Building an aesthetically pleasing structure with captivating elevations and distinctive interiors is everything that constitutes architecture? One is completely mistaken! The urban level is where architecture begins. We frequently picture the skylines of large cities when we think about urban design, but it is not the most significant component of the discipline. At its core, the architecture reflects the surroundings, the individuals who live in it, their cultures and beliefs, as well as how we view the world. It is crucial in defining and reshaping a neighbourhood and a city. The way a neighbourhood is constructed affects how its residents live, either by affecting their mood or their performance, which in turn makes their lives either easier or more unpleasant. As an illustration, a person who drives via a bustling, congested road could feel more drained or irritable than someone who walks along a vibrant road with vegetation on both sides.
A skilled architect recognises that functionality is a key component in enhancing neighbourhood activities. One learns about Lynch’s five elements (paths, edges, nodes, districts, and landmarks) during the learning process. These elements cause the locals to interact and connect to the physical things and environment using the five senses of the human body, changing how they perceive their surroundings.
Mumbai city appears to be a mingling of many traditions and religions at first look. These are some of the most lovely neighbourhoods in Mumbai since they seem to be full of character and intriguing things to do. Previously a collection of seven islands, India’s commercial capital is today a cosmopolitan city. As a tourist, you can admire the impressive heritage artwork and buildings in South Mumbai, the gardens and temples of the Malabar Hills, the opulent malls and eateries in the suburbs, the well-known Sea Link that connects the city to the suburbs of Mumbai, the railways, which are Mumbai’s lifeline and enable citizens to travel to any part of the city. Mumbai is a self-sufficient metropolis, with a variety of clinics, schools, marketplaces, gardens, and other facilities at or close to every ward, as any architect who has studied Mumbai will tell you. With the support of the western, harbour, and central railway lines as well as the eastern and western expressways, it is well linked in the north-south direction. The Santacruz-Chembur and Jogeshwari-Vikhroli connecting roads enhance east-west travel as the metro develops and currently does so.
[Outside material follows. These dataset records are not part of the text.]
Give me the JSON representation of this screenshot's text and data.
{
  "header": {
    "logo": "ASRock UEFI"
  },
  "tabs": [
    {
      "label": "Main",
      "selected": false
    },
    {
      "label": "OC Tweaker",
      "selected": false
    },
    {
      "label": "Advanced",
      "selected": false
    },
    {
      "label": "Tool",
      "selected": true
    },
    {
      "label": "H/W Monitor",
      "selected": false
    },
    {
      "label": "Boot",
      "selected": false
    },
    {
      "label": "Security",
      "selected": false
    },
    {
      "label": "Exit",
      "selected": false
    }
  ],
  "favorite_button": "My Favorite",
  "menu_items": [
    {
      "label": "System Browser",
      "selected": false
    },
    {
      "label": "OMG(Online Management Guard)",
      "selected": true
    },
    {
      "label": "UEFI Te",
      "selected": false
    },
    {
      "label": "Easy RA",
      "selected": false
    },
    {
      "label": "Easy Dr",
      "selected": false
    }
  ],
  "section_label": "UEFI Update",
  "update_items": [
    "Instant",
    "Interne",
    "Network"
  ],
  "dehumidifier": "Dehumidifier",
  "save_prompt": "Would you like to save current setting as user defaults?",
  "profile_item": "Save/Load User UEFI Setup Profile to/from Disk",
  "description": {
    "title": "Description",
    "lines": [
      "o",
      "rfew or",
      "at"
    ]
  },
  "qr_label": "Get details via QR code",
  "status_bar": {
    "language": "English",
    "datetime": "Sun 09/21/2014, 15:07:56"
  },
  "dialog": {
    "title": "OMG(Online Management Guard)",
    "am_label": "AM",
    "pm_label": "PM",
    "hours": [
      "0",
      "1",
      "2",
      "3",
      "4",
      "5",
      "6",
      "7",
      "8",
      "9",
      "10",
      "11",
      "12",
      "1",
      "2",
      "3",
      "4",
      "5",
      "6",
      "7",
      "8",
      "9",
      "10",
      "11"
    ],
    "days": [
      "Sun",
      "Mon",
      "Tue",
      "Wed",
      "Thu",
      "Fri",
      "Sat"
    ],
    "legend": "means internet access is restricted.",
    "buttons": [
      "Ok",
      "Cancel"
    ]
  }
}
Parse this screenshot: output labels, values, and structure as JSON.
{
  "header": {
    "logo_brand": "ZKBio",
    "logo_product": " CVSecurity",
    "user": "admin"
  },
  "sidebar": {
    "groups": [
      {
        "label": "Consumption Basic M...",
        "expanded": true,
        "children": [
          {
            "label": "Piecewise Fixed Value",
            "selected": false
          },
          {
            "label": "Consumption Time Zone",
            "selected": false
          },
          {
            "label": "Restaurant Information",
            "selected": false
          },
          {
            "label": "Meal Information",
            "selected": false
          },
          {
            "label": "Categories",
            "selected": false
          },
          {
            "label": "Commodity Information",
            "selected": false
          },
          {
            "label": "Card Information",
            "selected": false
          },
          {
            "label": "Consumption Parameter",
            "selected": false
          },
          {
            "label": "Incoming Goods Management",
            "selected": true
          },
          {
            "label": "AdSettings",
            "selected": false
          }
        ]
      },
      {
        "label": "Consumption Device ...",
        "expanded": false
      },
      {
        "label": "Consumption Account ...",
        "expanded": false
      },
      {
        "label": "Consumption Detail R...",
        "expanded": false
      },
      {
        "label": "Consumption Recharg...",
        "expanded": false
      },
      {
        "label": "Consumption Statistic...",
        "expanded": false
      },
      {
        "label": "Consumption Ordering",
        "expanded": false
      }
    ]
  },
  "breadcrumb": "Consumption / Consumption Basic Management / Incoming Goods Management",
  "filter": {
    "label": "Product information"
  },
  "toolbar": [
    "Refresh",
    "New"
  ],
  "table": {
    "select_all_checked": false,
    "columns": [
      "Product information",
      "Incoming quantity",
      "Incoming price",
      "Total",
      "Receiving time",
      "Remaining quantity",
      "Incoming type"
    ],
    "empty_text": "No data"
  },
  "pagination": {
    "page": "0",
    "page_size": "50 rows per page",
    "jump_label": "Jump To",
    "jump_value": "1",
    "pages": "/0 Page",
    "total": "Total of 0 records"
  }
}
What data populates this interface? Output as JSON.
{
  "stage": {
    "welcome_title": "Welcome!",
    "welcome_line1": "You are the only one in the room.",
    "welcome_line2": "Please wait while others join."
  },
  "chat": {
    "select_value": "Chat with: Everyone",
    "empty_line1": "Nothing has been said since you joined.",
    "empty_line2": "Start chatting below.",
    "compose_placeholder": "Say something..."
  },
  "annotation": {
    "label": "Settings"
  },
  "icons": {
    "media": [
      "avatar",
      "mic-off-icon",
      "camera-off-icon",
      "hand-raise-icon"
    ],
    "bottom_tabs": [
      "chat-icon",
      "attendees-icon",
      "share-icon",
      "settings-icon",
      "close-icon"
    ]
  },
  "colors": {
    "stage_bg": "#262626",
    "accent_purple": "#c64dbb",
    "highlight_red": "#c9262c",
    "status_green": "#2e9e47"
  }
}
Mumbai is a single metropolis that was naturally conceived and constructed for the purpose for which it is famous. The western suburbs of south Bombay have a concentration of restaurants, shopping centres, sports arenas, and entertainment venues surrounded by residential neighbourhoods, while the eastern suburbs are home to mills, factories, and a mix of industrial and residential districts. One experiences a sharp difference when travelling through the fort’s small, twisting corridors and over the broad highways of the Bandra-Kurla Complex. Open areas where India’s people may develop together are the main thing the country lacks. Several public areas, including Marine Drive, the Gateway of India, the Hanging Garden, Shivaji Park, and the Lion’s Garden, as well as numerous beaches, border the Arabian Sea shore. However, these public spaces are extremely congested as a result of Mumbai’s growing population. Mumbai should provide well-maintained playground parks and open spaces in every ward to solve this problem. These areas improve the sense of community by fostering connections, bonds, and the development of deep connections that benefit both the community as a whole and the individual.
Apart from the predominant Hindu group, Mumbai has a variety of communities. Few to quote: one of the oldest communities, the Kolis along the seashore, has a distinct and distinct way of life. It is also known as the urban village. They live in little dwellings close to one another and celebrate all festivals with great enthusiasm and delight. Zoroastrians have their communities in several regions of Mumbai. They share their culture through modest yet fascinating Iranian cafés in south Mumbai. These groups identify themselves based on ideas and practice, and they evolve in response to society’s changing requirements.
When it comes to change, Mumbai offers a diverse range of architectural styles. From the 18th century to the present, Mumbai has seen neo-classical, Victorian-gothic, art deco, Indo-Saracenic, and contemporary to modernist architectural styles. Although there are numerous types of development, the majority of buildings are made of concrete (residential buildings) and glass (Commercial complexes). Due to the severe constraints imposed by the BMC and the ever-increasing land prices, architects have found it impossible to find and experiment with new materials. It is thought that the antiseptic, concrete environment and uninspired structures of Mumbai promote increased stress levels. Mumbaikars appear to be resistant to this kind of emotion.
However, after you’ve experienced the city’s way of life, you’ll find it tough to leave. Everything is freely available at any time of day or night in the metropolis of dreams and nightmares. Mumbai is difficult to get lost in, which makes it incredibly legible. Mumbai’s landmarks, odours, and conflicts enhance its image and reveal its genuine identity.
Picture 1 ( Mumbai Skyline)
Picture 2 (Kevin Lynch’S five elements which make up a city)
Picture 3 ( Mumbai’s mental map)